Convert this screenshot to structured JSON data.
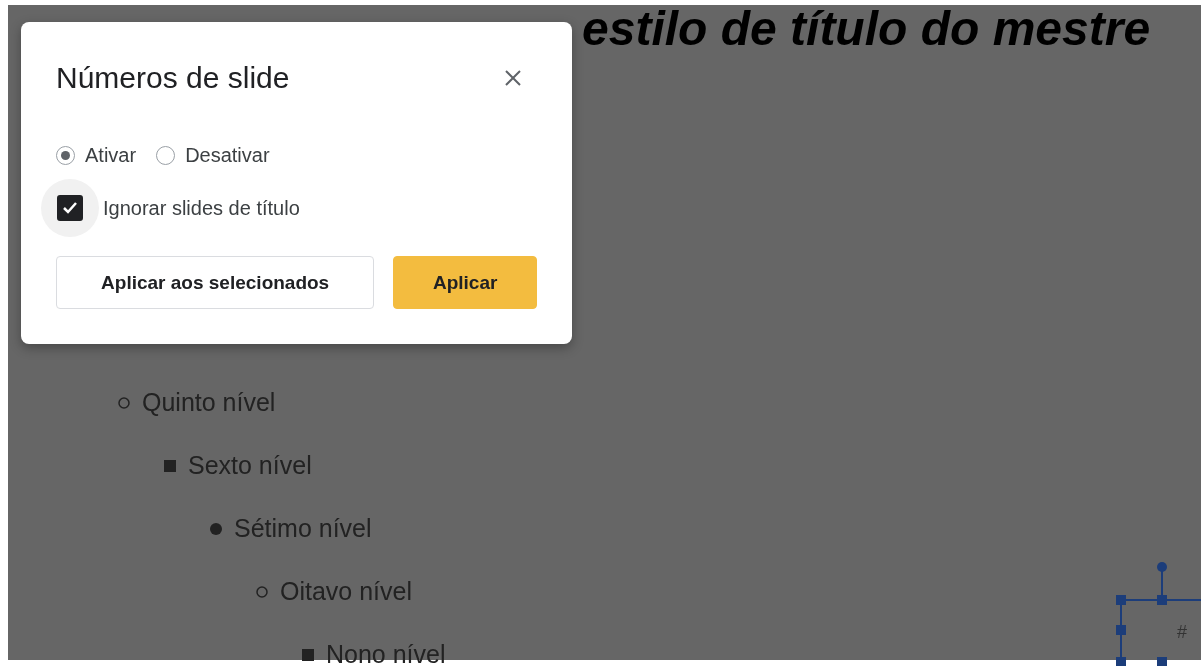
{
  "slide": {
    "title_fragment": "estilo de título do mestre",
    "bullets": [
      {
        "text": "Quinto nível",
        "kind": "hollow",
        "children": [
          {
            "text": "Sexto nível",
            "kind": "square",
            "children": [
              {
                "text": "Sétimo nível",
                "kind": "disc",
                "children": [
                  {
                    "text": "Oitavo nível",
                    "kind": "hollow",
                    "children": [
                      {
                        "text": "Nono nível",
                        "kind": "square"
                      }
                    ]
                  }
                ]
              }
            ]
          }
        ]
      }
    ],
    "number_placeholder": "#"
  },
  "dialog": {
    "title": "Números de slide",
    "radios": [
      {
        "label": "Ativar",
        "selected": true
      },
      {
        "label": "Desativar",
        "selected": false
      }
    ],
    "checkbox": {
      "label": "Ignorar slides de título",
      "checked": true
    },
    "buttons": [
      {
        "label": "Aplicar aos selecionados",
        "kind": "secondary"
      },
      {
        "label": "Aplicar",
        "kind": "primary"
      }
    ]
  }
}
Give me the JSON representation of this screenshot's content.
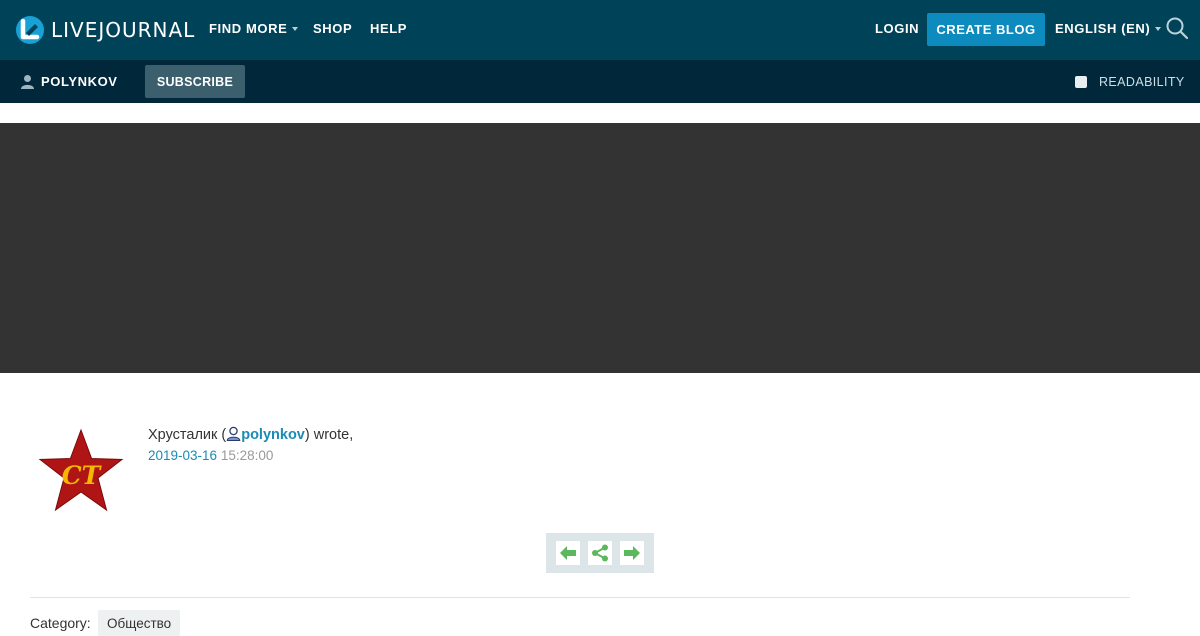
{
  "topbar": {
    "logo_text": "LIVEJOURNAL",
    "find_more": "FIND MORE",
    "shop": "SHOP",
    "help": "HELP",
    "login": "LOGIN",
    "create_blog": "CREATE BLOG",
    "language": "ENGLISH (EN)"
  },
  "subbar": {
    "username": "POLYNKOV",
    "subscribe": "SUBSCRIBE",
    "readability": "READABILITY"
  },
  "post": {
    "author_name": "Хрусталик (",
    "username": "polynkov",
    "wrote": ") wrote,",
    "date": "2019-03-16",
    "time": "15:28:00"
  },
  "footer": {
    "category_label": "Category:",
    "category_value": "Общество"
  },
  "icons": {
    "prev": "arrow-left-icon",
    "share": "share-icon",
    "next": "arrow-right-icon"
  },
  "colors": {
    "topbar_bg": "#004359",
    "subbar_bg": "#00283a",
    "accent": "#0d8bbe",
    "link": "#1a8bb5",
    "banner_bg": "#333333",
    "nav_green": "#5cb85c"
  }
}
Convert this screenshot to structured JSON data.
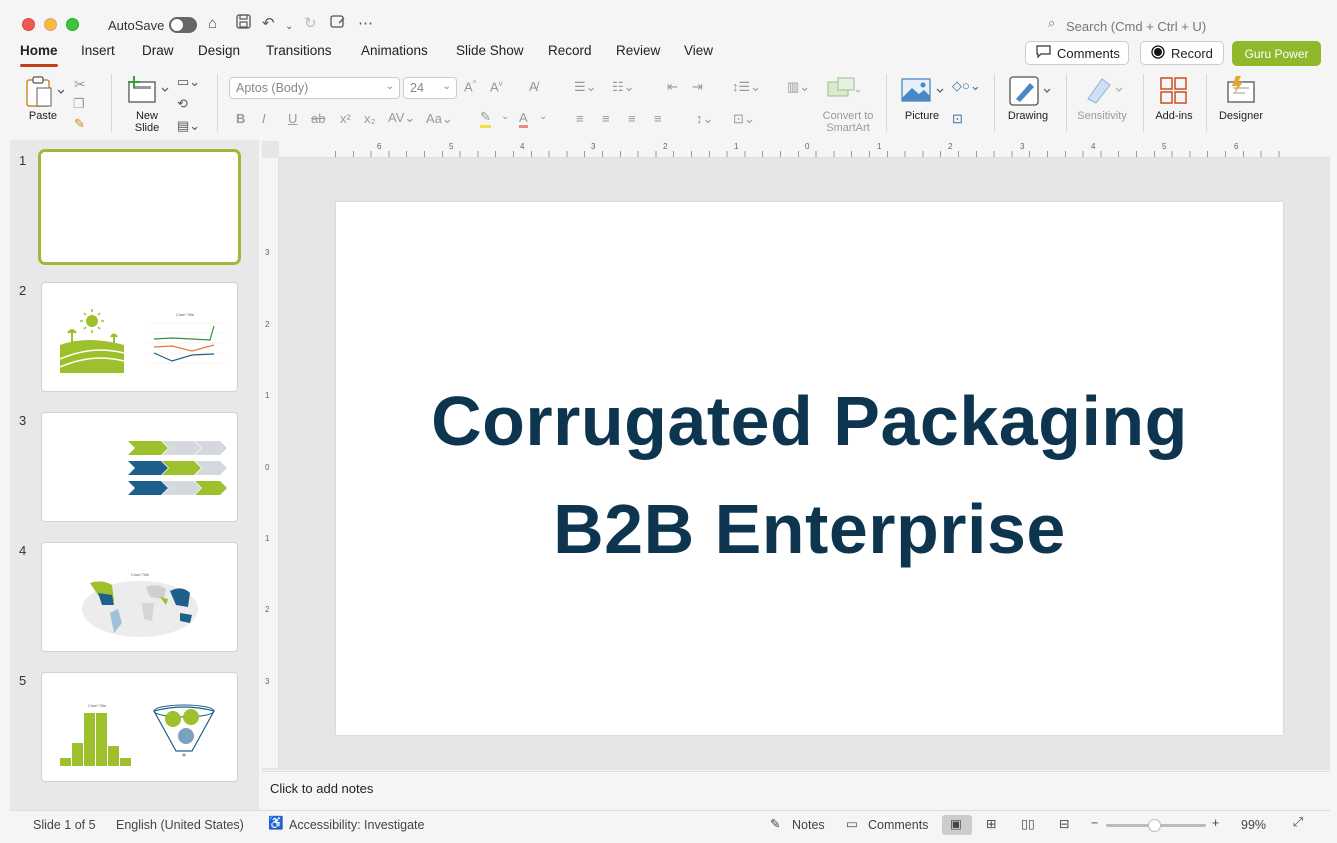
{
  "titlebar": {
    "autosave_label": "AutoSave",
    "search_placeholder": "Search (Cmd + Ctrl + U)"
  },
  "tabs": [
    "Home",
    "Insert",
    "Draw",
    "Design",
    "Transitions",
    "Animations",
    "Slide Show",
    "Record",
    "Review",
    "View"
  ],
  "actions": {
    "comments": "Comments",
    "record": "Record",
    "addin": "Guru Power"
  },
  "ribbon": {
    "paste": "Paste",
    "new_slide": "New\nSlide",
    "font_name": "Aptos (Body)",
    "font_size": "24",
    "convert_smartart": "Convert to\nSmartArt",
    "picture": "Picture",
    "drawing": "Drawing",
    "sensitivity": "Sensitivity",
    "addins": "Add-ins",
    "designer": "Designer"
  },
  "slides": [
    {
      "number": "1"
    },
    {
      "number": "2",
      "thumb_chart_title": "Chart Title"
    },
    {
      "number": "3"
    },
    {
      "number": "4",
      "thumb_chart_title": "Chart Title"
    },
    {
      "number": "5",
      "thumb_chart_title": "Chart Title"
    }
  ],
  "slide": {
    "title_line1": "Corrugated Packaging",
    "title_line2": "B2B Enterprise"
  },
  "notes_placeholder": "Click to add notes",
  "rulers": {
    "h_ticks": [
      "6",
      "5",
      "4",
      "3",
      "2",
      "1",
      "0",
      "1",
      "2",
      "3",
      "4",
      "5",
      "6"
    ],
    "v_ticks": [
      "3",
      "2",
      "1",
      "0",
      "1",
      "2",
      "3"
    ]
  },
  "status": {
    "slide_of": "Slide 1 of 5",
    "language": "English (United States)",
    "accessibility": "Accessibility: Investigate",
    "notes": "Notes",
    "comments": "Comments",
    "zoom": "99%"
  },
  "colors": {
    "accent": "#c43e1c",
    "brand_green": "#8fb82a",
    "title_color": "#0e3550"
  }
}
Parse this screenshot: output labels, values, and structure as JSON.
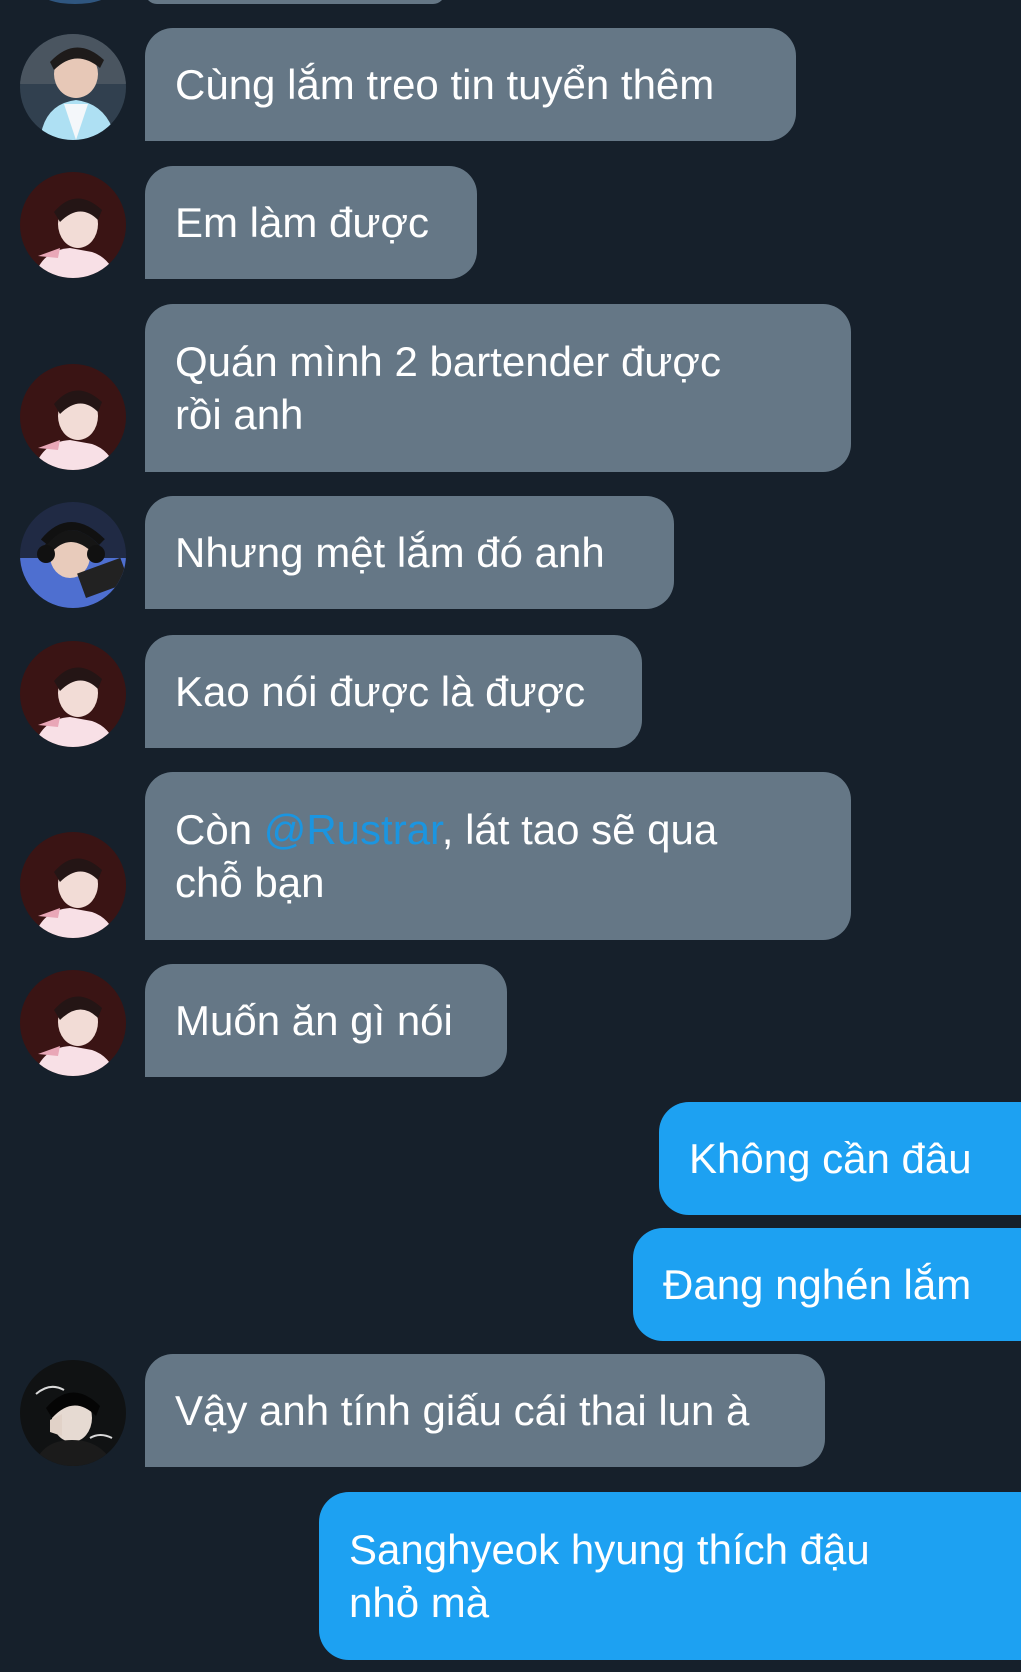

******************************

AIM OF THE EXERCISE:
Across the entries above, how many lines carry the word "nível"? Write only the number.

EXERCISE OUTPUT:
5